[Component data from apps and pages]
────────

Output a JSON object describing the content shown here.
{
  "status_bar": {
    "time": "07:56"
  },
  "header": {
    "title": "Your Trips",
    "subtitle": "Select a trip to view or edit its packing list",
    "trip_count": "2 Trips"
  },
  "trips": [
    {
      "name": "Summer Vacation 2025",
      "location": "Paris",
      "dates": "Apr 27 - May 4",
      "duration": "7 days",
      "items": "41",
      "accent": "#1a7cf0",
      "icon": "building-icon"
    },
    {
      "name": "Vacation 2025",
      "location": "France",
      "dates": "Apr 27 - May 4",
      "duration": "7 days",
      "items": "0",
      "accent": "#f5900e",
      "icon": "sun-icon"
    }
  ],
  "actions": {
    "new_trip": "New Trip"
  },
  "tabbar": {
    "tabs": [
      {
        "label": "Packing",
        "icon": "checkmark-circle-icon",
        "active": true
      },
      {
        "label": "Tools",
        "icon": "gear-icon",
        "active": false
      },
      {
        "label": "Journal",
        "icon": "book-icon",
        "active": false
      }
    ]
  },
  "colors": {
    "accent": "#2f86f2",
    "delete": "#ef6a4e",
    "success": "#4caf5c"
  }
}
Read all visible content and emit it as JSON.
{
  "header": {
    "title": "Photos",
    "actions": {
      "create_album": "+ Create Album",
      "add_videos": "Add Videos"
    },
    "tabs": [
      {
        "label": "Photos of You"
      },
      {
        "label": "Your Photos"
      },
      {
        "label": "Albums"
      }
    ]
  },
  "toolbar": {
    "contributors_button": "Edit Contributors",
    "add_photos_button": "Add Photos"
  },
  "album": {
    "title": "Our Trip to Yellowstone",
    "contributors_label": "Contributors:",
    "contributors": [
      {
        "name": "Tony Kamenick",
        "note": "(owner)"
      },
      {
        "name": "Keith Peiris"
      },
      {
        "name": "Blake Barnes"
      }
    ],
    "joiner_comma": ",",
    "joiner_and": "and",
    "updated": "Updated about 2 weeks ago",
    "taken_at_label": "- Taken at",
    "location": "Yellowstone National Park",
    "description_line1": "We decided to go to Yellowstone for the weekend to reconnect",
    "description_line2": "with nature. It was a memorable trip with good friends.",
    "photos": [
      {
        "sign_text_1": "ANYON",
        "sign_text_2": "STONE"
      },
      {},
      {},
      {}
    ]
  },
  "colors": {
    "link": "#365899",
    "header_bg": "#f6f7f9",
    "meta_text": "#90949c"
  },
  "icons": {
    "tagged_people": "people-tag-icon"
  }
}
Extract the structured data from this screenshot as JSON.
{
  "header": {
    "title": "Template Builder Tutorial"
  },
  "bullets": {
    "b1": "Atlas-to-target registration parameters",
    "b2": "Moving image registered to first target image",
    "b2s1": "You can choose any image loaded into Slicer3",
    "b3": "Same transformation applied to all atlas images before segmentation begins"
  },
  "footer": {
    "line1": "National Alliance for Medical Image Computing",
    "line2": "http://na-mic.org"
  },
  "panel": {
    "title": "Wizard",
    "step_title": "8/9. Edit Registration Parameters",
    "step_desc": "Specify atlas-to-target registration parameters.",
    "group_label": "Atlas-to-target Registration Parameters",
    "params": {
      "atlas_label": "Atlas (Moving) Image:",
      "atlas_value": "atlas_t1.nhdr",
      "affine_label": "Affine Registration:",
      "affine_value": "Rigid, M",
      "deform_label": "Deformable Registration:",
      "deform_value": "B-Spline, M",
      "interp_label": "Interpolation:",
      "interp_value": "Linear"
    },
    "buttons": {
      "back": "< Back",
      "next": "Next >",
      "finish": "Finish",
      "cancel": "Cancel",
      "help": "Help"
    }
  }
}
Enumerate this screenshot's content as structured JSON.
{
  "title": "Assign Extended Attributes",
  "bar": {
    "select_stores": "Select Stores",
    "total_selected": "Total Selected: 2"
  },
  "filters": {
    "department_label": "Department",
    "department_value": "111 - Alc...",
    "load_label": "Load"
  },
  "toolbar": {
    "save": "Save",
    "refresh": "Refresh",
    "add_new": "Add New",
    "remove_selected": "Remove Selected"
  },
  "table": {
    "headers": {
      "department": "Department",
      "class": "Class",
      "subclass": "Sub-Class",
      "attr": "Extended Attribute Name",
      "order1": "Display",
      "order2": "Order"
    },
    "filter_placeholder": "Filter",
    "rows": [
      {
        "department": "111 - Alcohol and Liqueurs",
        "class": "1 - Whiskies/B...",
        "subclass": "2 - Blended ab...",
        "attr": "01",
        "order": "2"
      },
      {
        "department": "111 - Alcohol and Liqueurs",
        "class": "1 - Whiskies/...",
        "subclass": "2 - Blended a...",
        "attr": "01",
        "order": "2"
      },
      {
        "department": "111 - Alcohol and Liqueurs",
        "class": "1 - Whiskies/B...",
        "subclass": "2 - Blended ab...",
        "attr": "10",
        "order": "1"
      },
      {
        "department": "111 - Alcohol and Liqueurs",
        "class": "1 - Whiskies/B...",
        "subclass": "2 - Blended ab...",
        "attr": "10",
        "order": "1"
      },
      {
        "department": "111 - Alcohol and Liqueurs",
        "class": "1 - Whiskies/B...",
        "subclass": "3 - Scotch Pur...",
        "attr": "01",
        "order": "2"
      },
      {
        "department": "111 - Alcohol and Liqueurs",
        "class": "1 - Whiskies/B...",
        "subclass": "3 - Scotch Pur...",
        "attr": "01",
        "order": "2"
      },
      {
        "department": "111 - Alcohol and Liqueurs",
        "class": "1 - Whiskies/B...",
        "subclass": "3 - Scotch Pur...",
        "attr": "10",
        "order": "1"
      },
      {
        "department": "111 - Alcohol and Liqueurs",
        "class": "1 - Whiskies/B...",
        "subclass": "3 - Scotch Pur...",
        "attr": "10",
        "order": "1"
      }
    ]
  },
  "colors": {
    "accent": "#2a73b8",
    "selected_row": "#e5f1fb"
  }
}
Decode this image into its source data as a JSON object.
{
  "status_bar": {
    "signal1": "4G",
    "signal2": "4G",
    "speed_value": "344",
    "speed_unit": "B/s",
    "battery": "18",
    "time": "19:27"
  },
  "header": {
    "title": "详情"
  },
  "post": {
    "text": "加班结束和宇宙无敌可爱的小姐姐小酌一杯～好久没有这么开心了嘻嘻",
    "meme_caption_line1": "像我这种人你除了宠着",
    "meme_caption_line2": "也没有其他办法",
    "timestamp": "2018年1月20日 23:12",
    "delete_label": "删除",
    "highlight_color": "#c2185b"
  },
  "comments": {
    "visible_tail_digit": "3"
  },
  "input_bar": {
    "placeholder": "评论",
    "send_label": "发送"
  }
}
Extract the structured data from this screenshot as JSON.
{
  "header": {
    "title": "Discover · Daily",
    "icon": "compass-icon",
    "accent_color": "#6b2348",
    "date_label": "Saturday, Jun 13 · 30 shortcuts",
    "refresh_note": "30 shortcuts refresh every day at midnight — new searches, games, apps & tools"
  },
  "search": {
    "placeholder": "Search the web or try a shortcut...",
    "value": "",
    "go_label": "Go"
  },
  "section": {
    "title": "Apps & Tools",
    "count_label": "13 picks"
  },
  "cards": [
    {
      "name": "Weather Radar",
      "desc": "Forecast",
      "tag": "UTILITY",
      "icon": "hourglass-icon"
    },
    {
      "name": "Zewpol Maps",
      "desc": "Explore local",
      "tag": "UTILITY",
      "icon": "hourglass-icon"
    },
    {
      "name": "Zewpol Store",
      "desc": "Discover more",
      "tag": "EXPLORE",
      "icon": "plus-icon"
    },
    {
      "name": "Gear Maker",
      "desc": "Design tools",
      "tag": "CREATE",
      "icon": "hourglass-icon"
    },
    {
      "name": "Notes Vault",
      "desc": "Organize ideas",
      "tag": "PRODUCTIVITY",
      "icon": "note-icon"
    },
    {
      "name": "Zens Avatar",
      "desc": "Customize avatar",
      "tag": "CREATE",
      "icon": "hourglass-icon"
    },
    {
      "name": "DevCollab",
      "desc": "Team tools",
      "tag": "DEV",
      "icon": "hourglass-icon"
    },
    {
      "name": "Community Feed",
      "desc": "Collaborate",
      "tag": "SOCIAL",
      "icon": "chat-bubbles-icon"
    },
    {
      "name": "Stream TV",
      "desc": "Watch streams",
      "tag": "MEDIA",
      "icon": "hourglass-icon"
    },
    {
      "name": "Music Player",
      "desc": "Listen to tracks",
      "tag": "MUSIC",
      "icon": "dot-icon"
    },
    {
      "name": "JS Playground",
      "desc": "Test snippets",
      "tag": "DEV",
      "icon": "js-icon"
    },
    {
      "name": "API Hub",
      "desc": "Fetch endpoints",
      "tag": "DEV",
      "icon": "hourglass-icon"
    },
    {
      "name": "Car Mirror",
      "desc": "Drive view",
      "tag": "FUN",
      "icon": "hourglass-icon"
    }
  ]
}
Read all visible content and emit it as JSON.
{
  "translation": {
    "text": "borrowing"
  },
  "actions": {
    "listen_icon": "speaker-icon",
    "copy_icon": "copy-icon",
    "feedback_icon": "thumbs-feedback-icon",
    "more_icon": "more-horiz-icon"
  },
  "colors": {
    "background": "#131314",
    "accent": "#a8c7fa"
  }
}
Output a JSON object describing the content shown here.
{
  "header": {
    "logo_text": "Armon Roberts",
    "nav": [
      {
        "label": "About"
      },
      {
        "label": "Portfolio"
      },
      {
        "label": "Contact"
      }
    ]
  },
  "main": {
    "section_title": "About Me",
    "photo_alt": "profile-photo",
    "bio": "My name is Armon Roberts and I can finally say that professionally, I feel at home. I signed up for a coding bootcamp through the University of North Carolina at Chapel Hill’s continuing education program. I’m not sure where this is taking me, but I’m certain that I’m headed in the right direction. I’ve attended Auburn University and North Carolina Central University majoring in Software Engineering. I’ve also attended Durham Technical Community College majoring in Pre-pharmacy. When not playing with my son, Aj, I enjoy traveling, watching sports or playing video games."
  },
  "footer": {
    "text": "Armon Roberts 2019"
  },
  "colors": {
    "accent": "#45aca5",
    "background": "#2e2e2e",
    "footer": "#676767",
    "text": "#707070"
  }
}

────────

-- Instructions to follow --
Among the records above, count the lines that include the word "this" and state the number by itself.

-- Exercise solution --
5